Look through the lines below and copy each one that includes "mysmb".

Data items
----
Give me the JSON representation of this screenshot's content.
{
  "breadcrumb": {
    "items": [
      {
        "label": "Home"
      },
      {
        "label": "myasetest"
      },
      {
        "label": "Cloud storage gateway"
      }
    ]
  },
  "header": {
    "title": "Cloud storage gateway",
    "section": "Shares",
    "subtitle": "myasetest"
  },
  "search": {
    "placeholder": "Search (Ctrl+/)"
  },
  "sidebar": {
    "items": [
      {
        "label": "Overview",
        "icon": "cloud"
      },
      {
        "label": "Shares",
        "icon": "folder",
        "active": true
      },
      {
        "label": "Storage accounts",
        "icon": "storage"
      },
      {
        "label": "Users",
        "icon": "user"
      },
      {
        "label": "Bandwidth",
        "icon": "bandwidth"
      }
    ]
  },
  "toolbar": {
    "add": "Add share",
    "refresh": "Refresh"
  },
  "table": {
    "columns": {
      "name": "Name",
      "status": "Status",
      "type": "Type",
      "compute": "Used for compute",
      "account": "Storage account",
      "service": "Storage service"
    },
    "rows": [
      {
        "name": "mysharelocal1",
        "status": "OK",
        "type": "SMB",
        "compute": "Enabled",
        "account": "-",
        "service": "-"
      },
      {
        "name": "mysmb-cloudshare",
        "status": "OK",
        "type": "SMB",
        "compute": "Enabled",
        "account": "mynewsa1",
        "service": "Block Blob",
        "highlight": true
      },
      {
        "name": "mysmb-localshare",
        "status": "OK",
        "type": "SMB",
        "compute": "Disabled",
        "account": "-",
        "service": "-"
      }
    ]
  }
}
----
* **ANSWER SECTION**:
        "name": "mysmb-cloudshare",
        "name": "mysmb-localshare",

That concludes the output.